DATA FOR THIS EXERCISE:
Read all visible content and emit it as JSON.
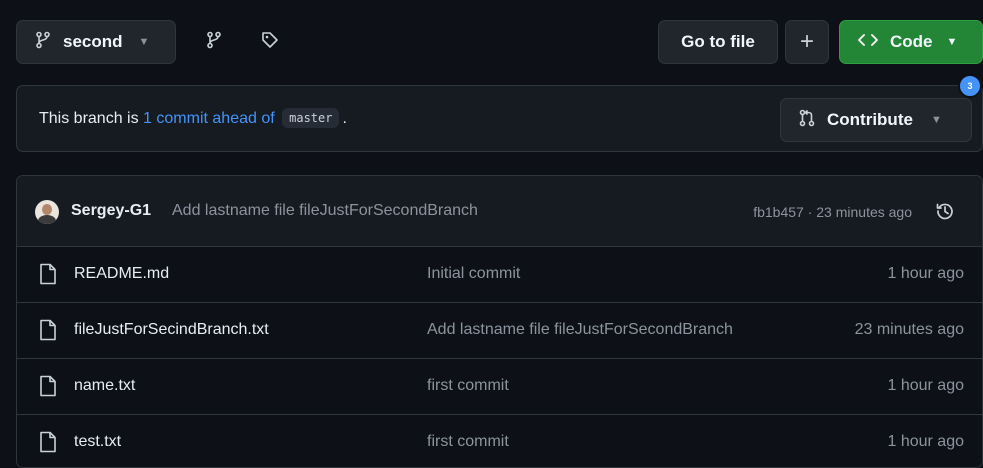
{
  "toolbar": {
    "branch_label": "second",
    "goto_file_label": "Go to file",
    "add_label": "+",
    "code_label": "Code"
  },
  "ahead_banner": {
    "prefix": "This branch is",
    "link_text": "1 commit ahead of",
    "base_branch": "master",
    "suffix": ".",
    "contribute_label": "Contribute",
    "badge": "3"
  },
  "latest_commit": {
    "author": "Sergey-G1",
    "message": "Add lastname file fileJustForSecondBranch",
    "meta": "fb1b457 · 23 minutes ago"
  },
  "files": [
    {
      "name": "README.md",
      "commit": "Initial commit",
      "age": "1 hour ago"
    },
    {
      "name": "fileJustForSecindBranch.txt",
      "commit": "Add lastname file fileJustForSecondBranch",
      "age": "23 minutes ago"
    },
    {
      "name": "name.txt",
      "commit": "first commit",
      "age": "1 hour ago"
    },
    {
      "name": "test.txt",
      "commit": "first commit",
      "age": "1 hour ago"
    }
  ],
  "colors": {
    "background": "#0d1117",
    "border": "#30363d",
    "link": "#4493f8",
    "code_button": "#238636",
    "muted_text": "#8b949e"
  },
  "icons": [
    "git-branch-icon",
    "caret-down-icon",
    "tag-icon",
    "code-brackets-icon",
    "pull-request-icon",
    "avatar",
    "history-icon",
    "file-icon"
  ]
}
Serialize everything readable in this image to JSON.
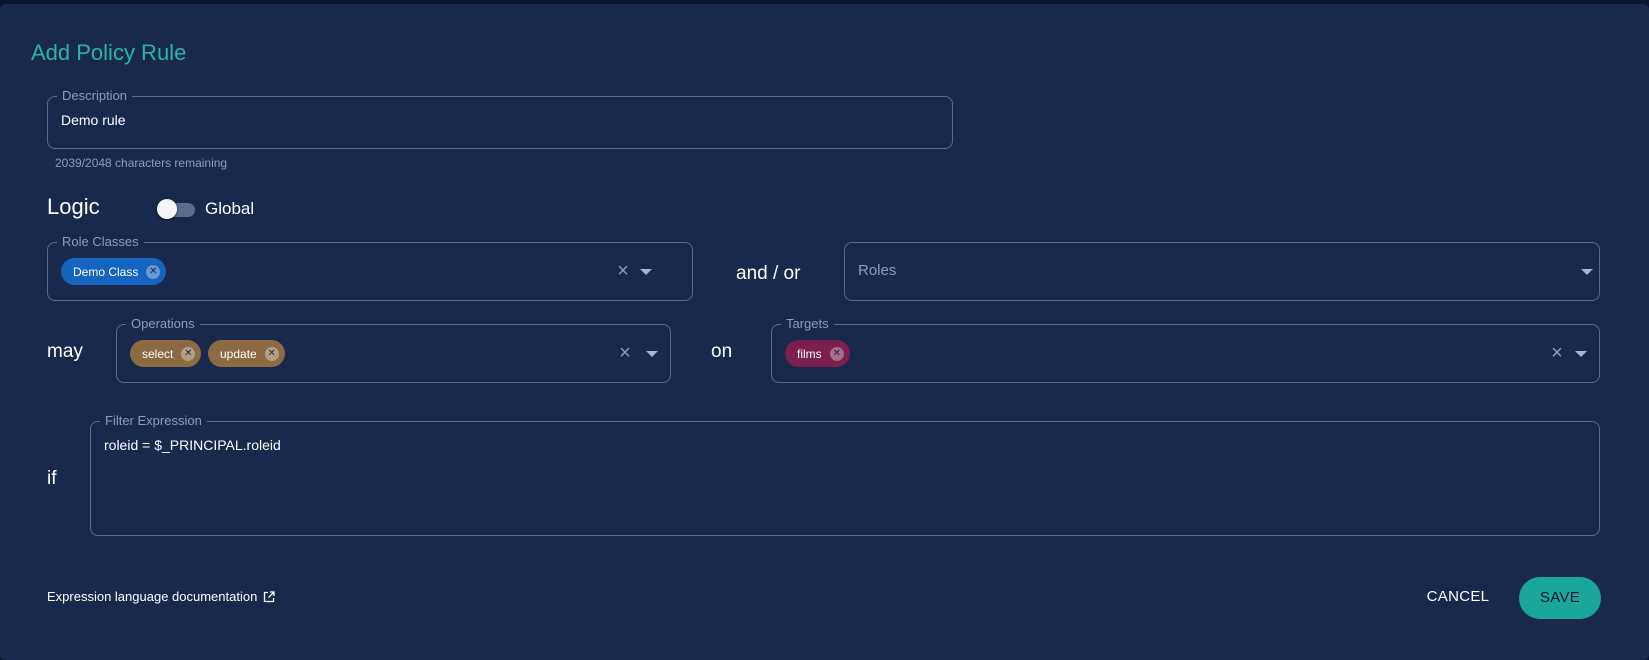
{
  "dialog": {
    "title": "Add Policy Rule"
  },
  "description": {
    "label": "Description",
    "value": "Demo rule",
    "helper": "2039/2048 characters remaining"
  },
  "logic": {
    "heading": "Logic",
    "global_toggle": {
      "label": "Global",
      "checked": false
    }
  },
  "role_classes": {
    "label": "Role Classes",
    "chips": [
      "Demo Class"
    ]
  },
  "connector_and_or": "and / or",
  "roles": {
    "placeholder": "Roles"
  },
  "word_may": "may",
  "operations": {
    "label": "Operations",
    "chips": [
      "select",
      "update"
    ]
  },
  "word_on": "on",
  "targets": {
    "label": "Targets",
    "chips": [
      "films"
    ]
  },
  "word_if": "if",
  "filter_expression": {
    "label": "Filter Expression",
    "value": "roleid = $_PRINCIPAL.roleid"
  },
  "footer": {
    "doc_link": "Expression language documentation",
    "cancel": "CANCEL",
    "save": "SAVE"
  },
  "colors": {
    "background": "#19294d",
    "accent": "#1aa69a",
    "chip_role_class": "#1565c0",
    "chip_operation": "#8c6a42",
    "chip_target": "#7a1f4e"
  },
  "icons": [
    "chip-remove-icon",
    "clear-icon",
    "caret-down-icon",
    "external-link-icon"
  ]
}
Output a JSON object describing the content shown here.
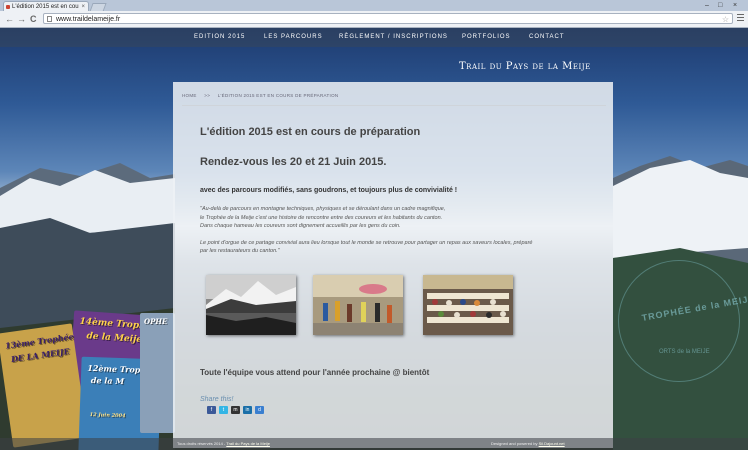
{
  "browser": {
    "tab_title": "L'édition 2015 est en cou",
    "tab_close": "×",
    "url": "www.traildelameije.fr",
    "back": "←",
    "forward": "→",
    "reload": "C",
    "star": "☆",
    "minimize": "–",
    "maximize": "□",
    "close": "×"
  },
  "site": {
    "nav": [
      "EDITION 2015",
      "LES PARCOURS",
      "RÈGLEMENT / INSCRIPTIONS",
      "PORTFOLIOS",
      "CONTACT"
    ],
    "brand": "Trail du Pays de la Meije"
  },
  "content": {
    "breadcrumb": {
      "home": "HOME",
      "separator": ">>",
      "current": "L'ÉDITION 2015 EST EN COURS DE PRÉPARATION"
    },
    "title": "L'édition 2015 est en cours de préparation",
    "dates": "Rendez-vous les 20 et 21 Juin 2015.",
    "tagline": "avec des parcours modifiés, sans goudrons, et toujours plus de convivialité !",
    "quote_p1_l1": "\"Au-delà de parcours en montagne techniques, physiques et se déroulant dans un cadre magnifique,",
    "quote_p1_l2": "le Trophée de la Meije c'est une histoire de rencontre entre des coureurs et les habitants du canton.",
    "quote_p1_l3": "Dans chaque hameau les coureurs sont dignement accueillis par les gens du coin.",
    "quote_p2_l1": "Le point d'orgue de ce partage convivial aura lieu lorsque tout le monde se retrouve pour partager un repas aux saveurs locales, préparé",
    "quote_p2_l2": "par les restaurateurs du canton.\"",
    "closing": "Toute l'équipe vous attend pour l'année prochaine @ bientôt",
    "share_label": "Share this!",
    "social_icons": [
      "facebook-icon",
      "twitter-icon",
      "myspace-icon",
      "linkedin-icon",
      "delicious-icon"
    ]
  },
  "posters": {
    "p1": "14ème Trophée",
    "p1b": "de la Meije",
    "p2": "13ème Trophée",
    "p2b": "DE LA MEIJE",
    "p3": "12ème Trop",
    "p3b": "de la M",
    "p3c": "12 Juin 2004",
    "p4": "OPHE",
    "roundel": "TROPHÉE de la MEIJE",
    "roundel2": "ORTS de la MEIJE"
  },
  "footer": {
    "left": "Tous droits réservés 2014 -",
    "left_link": "Trail du Pays de la Meije",
    "right": "Designed and powered by",
    "right_link": "Sil.Dajount.net"
  }
}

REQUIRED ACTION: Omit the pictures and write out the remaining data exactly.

WRITTEN REPLY:
Read all visible content and emit it as JSON.
{
  "toolbar": {
    "branch_label": "second",
    "goto_file_label": "Go to file",
    "add_label": "+",
    "code_label": "Code"
  },
  "ahead_banner": {
    "prefix": "This branch is",
    "link_text": "1 commit ahead of",
    "base_branch": "master",
    "suffix": ".",
    "contribute_label": "Contribute",
    "badge": "3"
  },
  "latest_commit": {
    "author": "Sergey-G1",
    "message": "Add lastname file fileJustForSecondBranch",
    "meta": "fb1b457 · 23 minutes ago"
  },
  "files": [
    {
      "name": "README.md",
      "commit": "Initial commit",
      "age": "1 hour ago"
    },
    {
      "name": "fileJustForSecindBranch.txt",
      "commit": "Add lastname file fileJustForSecondBranch",
      "age": "23 minutes ago"
    },
    {
      "name": "name.txt",
      "commit": "first commit",
      "age": "1 hour ago"
    },
    {
      "name": "test.txt",
      "commit": "first commit",
      "age": "1 hour ago"
    }
  ],
  "colors": {
    "background": "#0d1117",
    "border": "#30363d",
    "link": "#4493f8",
    "code_button": "#238636",
    "muted_text": "#8b949e"
  },
  "icons": [
    "git-branch-icon",
    "caret-down-icon",
    "tag-icon",
    "code-brackets-icon",
    "pull-request-icon",
    "avatar",
    "history-icon",
    "file-icon"
  ]
}
Serialize everything readable in this image to JSON.
{
  "dialog": {
    "title": "Add Policy Rule"
  },
  "description": {
    "label": "Description",
    "value": "Demo rule",
    "helper": "2039/2048 characters remaining"
  },
  "logic": {
    "heading": "Logic",
    "global_toggle": {
      "label": "Global",
      "checked": false
    }
  },
  "role_classes": {
    "label": "Role Classes",
    "chips": [
      "Demo Class"
    ]
  },
  "connector_and_or": "and / or",
  "roles": {
    "placeholder": "Roles"
  },
  "word_may": "may",
  "operations": {
    "label": "Operations",
    "chips": [
      "select",
      "update"
    ]
  },
  "word_on": "on",
  "targets": {
    "label": "Targets",
    "chips": [
      "films"
    ]
  },
  "word_if": "if",
  "filter_expression": {
    "label": "Filter Expression",
    "value": "roleid = $_PRINCIPAL.roleid"
  },
  "footer": {
    "doc_link": "Expression language documentation",
    "cancel": "CANCEL",
    "save": "SAVE"
  },
  "colors": {
    "background": "#19294d",
    "accent": "#1aa69a",
    "chip_role_class": "#1565c0",
    "chip_operation": "#8c6a42",
    "chip_target": "#7a1f4e"
  },
  "icons": [
    "chip-remove-icon",
    "clear-icon",
    "caret-down-icon",
    "external-link-icon"
  ]
}
Output a JSON object describing the content shown here.
{
  "browser": {
    "tab_title": "L'édition 2015 est en cou",
    "tab_close": "×",
    "url": "www.traildelameije.fr",
    "back": "←",
    "forward": "→",
    "reload": "C",
    "star": "☆",
    "minimize": "–",
    "maximize": "□",
    "close": "×"
  },
  "site": {
    "nav": [
      "EDITION 2015",
      "LES PARCOURS",
      "RÈGLEMENT / INSCRIPTIONS",
      "PORTFOLIOS",
      "CONTACT"
    ],
    "brand": "Trail du Pays de la Meije"
  },
  "content": {
    "breadcrumb": {
      "home": "HOME",
      "separator": ">>",
      "current": "L'ÉDITION 2015 EST EN COURS DE PRÉPARATION"
    },
    "title": "L'édition 2015 est en cours de préparation",
    "dates": "Rendez-vous les 20 et 21 Juin 2015.",
    "tagline": "avec des parcours modifiés, sans goudrons, et toujours plus de convivialité !",
    "quote_p1_l1": "\"Au-delà de parcours en montagne techniques, physiques et se déroulant dans un cadre magnifique,",
    "quote_p1_l2": "le Trophée de la Meije c'est une histoire de rencontre entre des coureurs et les habitants du canton.",
    "quote_p1_l3": "Dans chaque hameau les coureurs sont dignement accueillis par les gens du coin.",
    "quote_p2_l1": "Le point d'orgue de ce partage convivial aura lieu lorsque tout le monde se retrouve pour partager un repas aux saveurs locales, préparé",
    "quote_p2_l2": "par les restaurateurs du canton.\"",
    "closing": "Toute l'équipe vous attend pour l'année prochaine @ bientôt",
    "share_label": "Share this!",
    "social_icons": [
      "facebook-icon",
      "twitter-icon",
      "myspace-icon",
      "linkedin-icon",
      "delicious-icon"
    ]
  },
  "posters": {
    "p1": "14ème Trophée",
    "p1b": "de la Meije",
    "p2": "13ème Trophée",
    "p2b": "DE LA MEIJE",
    "p3": "12ème Trop",
    "p3b": "de la M",
    "p3c": "12 Juin 2004",
    "p4": "OPHE",
    "roundel": "TROPHÉE de la MEIJE",
    "roundel2": "ORTS de la MEIJE"
  },
  "footer": {
    "left": "Tous droits réservés 2014 -",
    "left_link": "Trail du Pays de la Meije",
    "right": "Designed and powered by",
    "right_link": "Sil.Dajount.net"
  }
}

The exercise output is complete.